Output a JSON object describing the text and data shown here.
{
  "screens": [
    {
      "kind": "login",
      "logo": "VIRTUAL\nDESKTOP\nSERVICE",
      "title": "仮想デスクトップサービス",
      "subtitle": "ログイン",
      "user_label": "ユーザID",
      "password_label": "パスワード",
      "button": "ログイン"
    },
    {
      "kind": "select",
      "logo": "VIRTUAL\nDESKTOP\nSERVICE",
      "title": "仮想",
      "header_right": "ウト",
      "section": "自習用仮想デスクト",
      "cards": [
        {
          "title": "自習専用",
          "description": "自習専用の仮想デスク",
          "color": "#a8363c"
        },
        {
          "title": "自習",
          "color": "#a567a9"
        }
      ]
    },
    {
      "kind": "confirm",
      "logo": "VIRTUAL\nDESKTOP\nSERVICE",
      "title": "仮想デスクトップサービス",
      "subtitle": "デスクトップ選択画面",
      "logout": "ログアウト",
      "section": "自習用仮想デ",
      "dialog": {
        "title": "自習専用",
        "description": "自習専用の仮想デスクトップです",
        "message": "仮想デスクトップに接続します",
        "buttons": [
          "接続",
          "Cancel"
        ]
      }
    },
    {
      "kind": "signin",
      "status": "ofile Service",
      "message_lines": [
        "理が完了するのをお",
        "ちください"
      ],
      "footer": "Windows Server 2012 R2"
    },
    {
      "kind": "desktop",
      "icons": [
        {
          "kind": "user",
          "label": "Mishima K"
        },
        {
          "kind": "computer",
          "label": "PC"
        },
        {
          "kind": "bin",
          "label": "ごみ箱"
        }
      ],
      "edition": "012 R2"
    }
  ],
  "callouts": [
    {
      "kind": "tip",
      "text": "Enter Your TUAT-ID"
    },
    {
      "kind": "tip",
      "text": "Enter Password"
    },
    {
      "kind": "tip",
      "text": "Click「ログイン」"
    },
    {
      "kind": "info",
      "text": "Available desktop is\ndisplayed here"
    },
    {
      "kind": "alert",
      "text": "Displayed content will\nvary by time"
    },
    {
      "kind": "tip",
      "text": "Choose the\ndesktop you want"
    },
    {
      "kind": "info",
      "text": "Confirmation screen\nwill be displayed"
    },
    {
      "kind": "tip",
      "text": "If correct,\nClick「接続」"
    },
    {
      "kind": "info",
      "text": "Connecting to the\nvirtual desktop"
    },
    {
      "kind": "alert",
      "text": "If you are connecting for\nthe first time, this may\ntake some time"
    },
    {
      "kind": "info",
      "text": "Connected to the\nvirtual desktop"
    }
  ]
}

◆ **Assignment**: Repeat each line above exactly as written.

◆ **Result**:
Output a JSON object describing the text and data shown here.
{
  "screens": [
    {
      "kind": "login",
      "logo": "VIRTUAL\nDESKTOP\nSERVICE",
      "title": "仮想デスクトップサービス",
      "subtitle": "ログイン",
      "user_label": "ユーザID",
      "password_label": "パスワード",
      "button": "ログイン"
    },
    {
      "kind": "select",
      "logo": "VIRTUAL\nDESKTOP\nSERVICE",
      "title": "仮想",
      "header_right": "ウト",
      "section": "自習用仮想デスクト",
      "cards": [
        {
          "title": "自習専用",
          "description": "自習専用の仮想デスク",
          "color": "#a8363c"
        },
        {
          "title": "自習",
          "color": "#a567a9"
        }
      ]
    },
    {
      "kind": "confirm",
      "logo": "VIRTUAL\nDESKTOP\nSERVICE",
      "title": "仮想デスクトップサービス",
      "subtitle": "デスクトップ選択画面",
      "logout": "ログアウト",
      "section": "自習用仮想デ",
      "dialog": {
        "title": "自習専用",
        "description": "自習専用の仮想デスクトップです",
        "message": "仮想デスクトップに接続します",
        "buttons": [
          "接続",
          "Cancel"
        ]
      }
    },
    {
      "kind": "signin",
      "status": "ofile Service",
      "message_lines": [
        "理が完了するのをお",
        "ちください"
      ],
      "footer": "Windows Server 2012 R2"
    },
    {
      "kind": "desktop",
      "icons": [
        {
          "kind": "user",
          "label": "Mishima K"
        },
        {
          "kind": "computer",
          "label": "PC"
        },
        {
          "kind": "bin",
          "label": "ごみ箱"
        }
      ],
      "edition": "012 R2"
    }
  ],
  "callouts": [
    {
      "kind": "tip",
      "text": "Enter Your TUAT-ID"
    },
    {
      "kind": "tip",
      "text": "Enter Password"
    },
    {
      "kind": "tip",
      "text": "Click「ログイン」"
    },
    {
      "kind": "info",
      "text": "Available desktop is\ndisplayed here"
    },
    {
      "kind": "alert",
      "text": "Displayed content will\nvary by time"
    },
    {
      "kind": "tip",
      "text": "Choose the\ndesktop you want"
    },
    {
      "kind": "info",
      "text": "Confirmation screen\nwill be displayed"
    },
    {
      "kind": "tip",
      "text": "If correct,\nClick「接続」"
    },
    {
      "kind": "info",
      "text": "Connecting to the\nvirtual desktop"
    },
    {
      "kind": "alert",
      "text": "If you are connecting for\nthe first time, this may\ntake some time"
    },
    {
      "kind": "info",
      "text": "Connected to the\nvirtual desktop"
    }
  ]
}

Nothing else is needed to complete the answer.